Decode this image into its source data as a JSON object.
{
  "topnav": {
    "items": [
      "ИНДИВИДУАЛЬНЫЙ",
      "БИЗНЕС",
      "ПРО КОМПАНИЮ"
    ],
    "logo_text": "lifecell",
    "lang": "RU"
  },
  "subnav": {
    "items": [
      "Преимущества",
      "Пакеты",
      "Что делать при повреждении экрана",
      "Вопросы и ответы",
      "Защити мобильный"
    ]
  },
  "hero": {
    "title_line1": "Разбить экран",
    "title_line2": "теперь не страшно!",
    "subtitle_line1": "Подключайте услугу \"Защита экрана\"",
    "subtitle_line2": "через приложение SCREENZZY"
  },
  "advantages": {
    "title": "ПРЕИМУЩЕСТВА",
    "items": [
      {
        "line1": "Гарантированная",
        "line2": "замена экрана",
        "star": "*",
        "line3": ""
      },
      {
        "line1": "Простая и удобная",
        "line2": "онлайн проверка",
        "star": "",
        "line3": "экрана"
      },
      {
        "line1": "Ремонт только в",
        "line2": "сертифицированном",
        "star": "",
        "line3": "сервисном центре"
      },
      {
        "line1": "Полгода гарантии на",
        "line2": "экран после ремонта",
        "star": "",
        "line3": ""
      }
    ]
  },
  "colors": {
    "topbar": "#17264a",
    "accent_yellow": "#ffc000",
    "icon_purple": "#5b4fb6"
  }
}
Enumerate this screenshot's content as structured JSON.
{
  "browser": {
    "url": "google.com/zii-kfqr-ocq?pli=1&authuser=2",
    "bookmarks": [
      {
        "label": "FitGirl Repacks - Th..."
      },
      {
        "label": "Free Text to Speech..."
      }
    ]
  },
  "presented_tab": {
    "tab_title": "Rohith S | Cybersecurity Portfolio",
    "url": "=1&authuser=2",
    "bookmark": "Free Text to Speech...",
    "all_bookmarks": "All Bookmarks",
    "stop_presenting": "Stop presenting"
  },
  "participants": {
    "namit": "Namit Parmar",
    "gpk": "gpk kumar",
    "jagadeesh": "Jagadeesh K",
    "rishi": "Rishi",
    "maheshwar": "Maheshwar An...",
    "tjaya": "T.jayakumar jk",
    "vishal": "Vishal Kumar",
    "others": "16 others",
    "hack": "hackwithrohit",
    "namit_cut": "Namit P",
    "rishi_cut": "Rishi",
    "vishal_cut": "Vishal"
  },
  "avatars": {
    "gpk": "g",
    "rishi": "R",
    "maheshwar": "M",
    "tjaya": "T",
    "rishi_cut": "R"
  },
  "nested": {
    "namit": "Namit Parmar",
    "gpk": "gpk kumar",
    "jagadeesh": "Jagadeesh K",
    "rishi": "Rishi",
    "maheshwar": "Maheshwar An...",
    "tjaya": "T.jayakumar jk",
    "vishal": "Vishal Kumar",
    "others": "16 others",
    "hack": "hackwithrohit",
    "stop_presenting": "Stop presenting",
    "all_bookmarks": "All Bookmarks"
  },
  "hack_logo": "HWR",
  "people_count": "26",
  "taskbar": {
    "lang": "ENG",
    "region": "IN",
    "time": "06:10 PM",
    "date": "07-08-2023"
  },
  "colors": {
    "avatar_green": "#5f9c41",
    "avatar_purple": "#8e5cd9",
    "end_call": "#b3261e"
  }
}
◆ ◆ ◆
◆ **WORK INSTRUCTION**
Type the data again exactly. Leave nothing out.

◆ **RESPONSE TO THIS TASK**
Decode this image into its source data as a JSON object.
{
  "topnav": {
    "items": [
      "ИНДИВИДУАЛЬНЫЙ",
      "БИЗНЕС",
      "ПРО КОМПАНИЮ"
    ],
    "logo_text": "lifecell",
    "lang": "RU"
  },
  "subnav": {
    "items": [
      "Преимущества",
      "Пакеты",
      "Что делать при повреждении экрана",
      "Вопросы и ответы",
      "Защити мобильный"
    ]
  },
  "hero": {
    "title_line1": "Разбить экран",
    "title_line2": "теперь не страшно!",
    "subtitle_line1": "Подключайте услугу \"Защита экрана\"",
    "subtitle_line2": "через приложение SCREENZZY"
  },
  "advantages": {
    "title": "ПРЕИМУЩЕСТВА",
    "items": [
      {
        "line1": "Гарантированная",
        "line2": "замена экрана",
        "star": "*",
        "line3": ""
      },
      {
        "line1": "Простая и удобная",
        "line2": "онлайн проверка",
        "star": "",
        "line3": "экрана"
      },
      {
        "line1": "Ремонт только в",
        "line2": "сертифицированном",
        "star": "",
        "line3": "сервисном центре"
      },
      {
        "line1": "Полгода гарантии на",
        "line2": "экран после ремонта",
        "star": "",
        "line3": ""
      }
    ]
  },
  "colors": {
    "topbar": "#17264a",
    "accent_yellow": "#ffc000",
    "icon_purple": "#5b4fb6"
  }
}
Enumerate this screenshot's content as structured JSON.
{
  "browser": {
    "url": "google.com/zii-kfqr-ocq?pli=1&authuser=2",
    "bookmarks": [
      {
        "label": "FitGirl Repacks - Th..."
      },
      {
        "label": "Free Text to Speech..."
      }
    ]
  },
  "presented_tab": {
    "tab_title": "Rohith S | Cybersecurity Portfolio",
    "url": "=1&authuser=2",
    "bookmark": "Free Text to Speech...",
    "all_bookmarks": "All Bookmarks",
    "stop_presenting": "Stop presenting"
  },
  "participants": {
    "namit": "Namit Parmar",
    "gpk": "gpk kumar",
    "jagadeesh": "Jagadeesh K",
    "rishi": "Rishi",
    "maheshwar": "Maheshwar An...",
    "tjaya": "T.jayakumar jk",
    "vishal": "Vishal Kumar",
    "others": "16 others",
    "hack": "hackwithrohit",
    "namit_cut": "Namit P",
    "rishi_cut": "Rishi",
    "vishal_cut": "Vishal"
  },
  "avatars": {
    "gpk": "g",
    "rishi": "R",
    "maheshwar": "M",
    "tjaya": "T",
    "rishi_cut": "R"
  },
  "nested": {
    "namit": "Namit Parmar",
    "gpk": "gpk kumar",
    "jagadeesh": "Jagadeesh K",
    "rishi": "Rishi",
    "maheshwar": "Maheshwar An...",
    "tjaya": "T.jayakumar jk",
    "vishal": "Vishal Kumar",
    "others": "16 others",
    "hack": "hackwithrohit",
    "stop_presenting": "Stop presenting",
    "all_bookmarks": "All Bookmarks"
  },
  "hack_logo": "HWR",
  "people_count": "26",
  "taskbar": {
    "lang": "ENG",
    "region": "IN",
    "time": "06:10 PM",
    "date": "07-08-2023"
  },
  "colors": {
    "avatar_green": "#5f9c41",
    "avatar_purple": "#8e5cd9",
    "end_call": "#b3261e"
  }
}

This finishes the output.